Two days have passed in a state of constant waiting - every two hours the rangers would send us a weather report for Patriot Hills in Antarctica, and every two hours we were in a state of full readiness to leave, but... But it appeared as if the weather was only toying with us - at one point it seemed to be good for flying only to change to zero-zero weather minutes later. On day two, Sasha and I could not stand it anymore and visited the pilots to learn the forecast at first hand. We were treated to a delicious borsch (the guys continue their culinary exploits in Chile) and said visibility would not improve by Monday, while starting Monday the weather forecast promises intensified wind. As they put it, we were stuck in Punta Arenas for at least a week. Downbeat, we returned to the hotel only to get a call - we are leaving! It turns out the rangers in Antarctica have added a few extra weather stations in Antarctica this year, and now they can see weather windows in which the plane can land. Indeed, giving us forty minutes to gather, the rangers took us to the airport and thirty minutes later Sasha Abramov and his team were already on their way to Antarctica. I remained in Punta Arenas to meet my team. Almost simultaneously with the IL-76 taking off, Sergey Lavrov, Yaroslav Sabyrbayev, and Konstantin Morozov landed in Punta Arenas. Tomorrow they will be followed by the remaining members of my team - Alexander Orlov and Vladimir Aristarkhov.
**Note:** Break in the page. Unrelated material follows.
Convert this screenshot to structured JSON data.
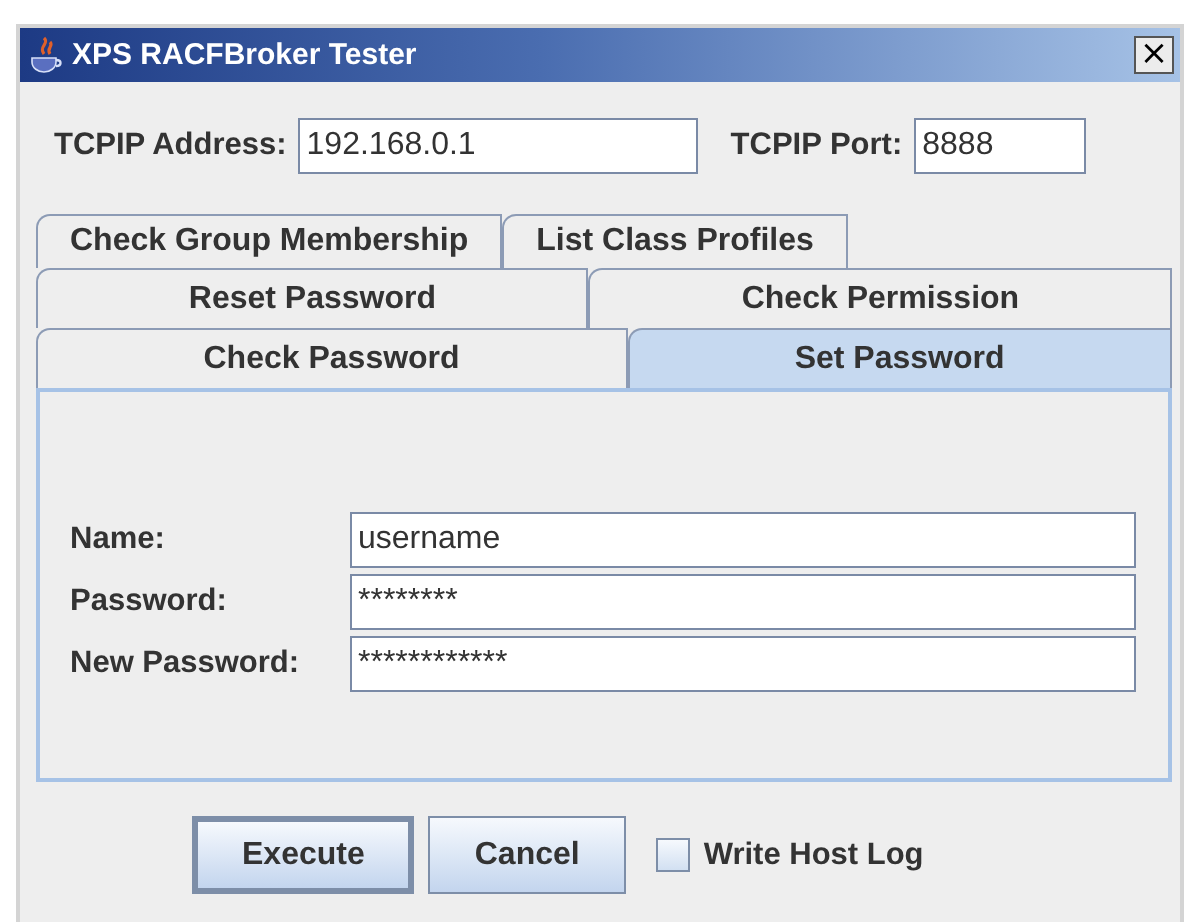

Later that night Sasha Abramov called me from Antarctica via satellite phone, reporting that the weather was good that they landed successfully at Patriot Hills. According to forecasts, the guys would almost immediately leave for the South Pole (Amundsen-Scott Antarctic station) and return to Patriot Hills on the same day.

We are looking forward to hearing from them.

Reporting from Punta Arenas, Sergey Kofanov